The only definition of baffle I’ve known until now is the verb meaning “to totally bewilder or perplex”, so this phrase strikes a chord; I imagine “baffle” could be a noun, as well — confusion, bewilderment. We live in baffling times, and I’m not sure how to handle all the things that have baffled me lately, among them:

— Should I be tested for covid-19? Maybe my breathing issues aren’t asthma, or aren’t just asthma. Maybe they are indeed the virus. Maybe they’re a sustained panic attack. But the tests are so limited; I should leave them for folks in rougher shape than I am, right?

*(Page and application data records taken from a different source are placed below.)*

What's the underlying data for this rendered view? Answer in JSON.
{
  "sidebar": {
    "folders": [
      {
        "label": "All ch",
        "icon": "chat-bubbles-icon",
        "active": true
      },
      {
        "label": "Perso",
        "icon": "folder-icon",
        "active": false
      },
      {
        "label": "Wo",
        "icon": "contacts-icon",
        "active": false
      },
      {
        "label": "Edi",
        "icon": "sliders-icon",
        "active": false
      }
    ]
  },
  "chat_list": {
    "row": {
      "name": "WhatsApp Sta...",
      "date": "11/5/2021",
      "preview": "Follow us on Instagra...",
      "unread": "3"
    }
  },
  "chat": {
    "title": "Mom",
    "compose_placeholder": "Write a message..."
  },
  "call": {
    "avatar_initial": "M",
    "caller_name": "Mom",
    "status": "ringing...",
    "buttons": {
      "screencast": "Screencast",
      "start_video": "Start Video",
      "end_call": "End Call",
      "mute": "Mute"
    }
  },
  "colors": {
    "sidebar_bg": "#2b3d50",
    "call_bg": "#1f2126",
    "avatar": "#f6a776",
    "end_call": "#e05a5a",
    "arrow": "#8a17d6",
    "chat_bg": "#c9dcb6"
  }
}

— Am I in rougher shape than I think? I tend to downplay medical stuff because my mom went overboard around illness (if you’ve read my memoir, The Art of Misdiagnosis, you know what I mean). A friend reminds me I compensate for this all the time. Am I compensating now? My breathing is really bad. I’m aware of every single breath I take. It feels like something is pressing against my chest, keeping each breath shallow. This is distracting. This is exhausting.

— When I first call the county hotline to ask about testing, they say I should get a strep test and a flu test at my family doctor’s to rule those things out first, but, as noted, my family doctor (understandably) doesn’t want me to come in. When, a few days later, a drive through testing site opens in my town and my doctor suggests I go, the triage nurse on the phone tells me I don’t qualify, even with symptoms and preexisting issues that put me in the high-risk category.

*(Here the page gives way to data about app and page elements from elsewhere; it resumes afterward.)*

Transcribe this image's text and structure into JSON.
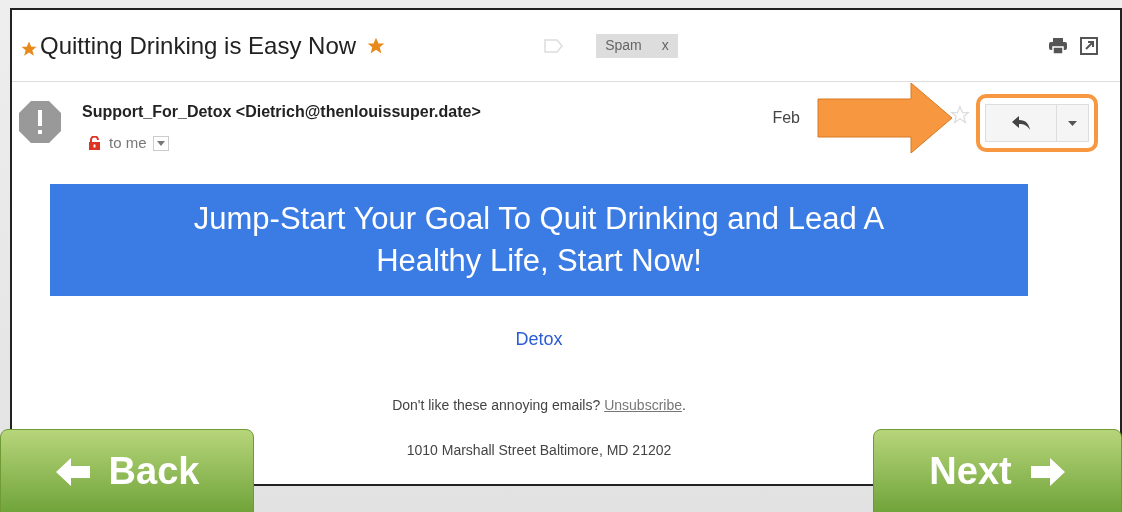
{
  "email": {
    "subject": "Quitting Drinking is Easy Now",
    "important": true,
    "starred": true,
    "labels": [
      {
        "text": "Spam",
        "remove": "x"
      }
    ],
    "sender": "Support_For_Detox <Dietrich@thenlouissuper.date>",
    "recipient": "to me",
    "date": "Feb",
    "message_starred": false,
    "banner": "Jump-Start Your Goal To Quit Drinking and Lead A Healthy Life, Start Now!",
    "link": "Detox",
    "footer_text": "Don't like these annoying emails? ",
    "unsubscribe": "Unsubscribe",
    "footer_end": ".",
    "address": "1010 Marshall Street Baltimore, MD 21202"
  },
  "navigation": [
    {
      "kind": "back",
      "label": "Back"
    },
    {
      "kind": "next",
      "label": "Next"
    }
  ]
}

Baffle after baffle after baffle (and I’m not even going to go into the separate baffles of moving my class online, or — most baffling of all — the Trump administration’s dangerous bungle of this whole situation.)

It turns out that the baffle mentioned in the instruction booklet is a little blue two pronged plastic piece that fits inside the medication cup of the nebulizer and helps to catch large, non-inhalable particles. I am curious about why it has this name, so I look up more definitions of the word and find as a verb, “baffle” also means to “restrain or regulate” and as a noun (like my new little blue plastic friend), it means “a device used to restrain the flow of a fluid, gas, or loose material or to prevent the spreading of sound or light in a particular direction.”

This phrase strikes a chord, too. This is how we can best “handle the baffle” of our baffling times, is it not? Amidst all our questions about how this virus will impact us as individuals and communities — culturally, financially, physically, emotionally — we know one thing: we can act as baffles, ourselves. We can stay home to baffle the flow of this virus until we can all breathe more freely again.

Gayle Brandeis is the author, most recently, of Many Restless Concerns: The Victims of Countess Bathory Speak in Chorus (A Testimony). www.gaylebrandeis.com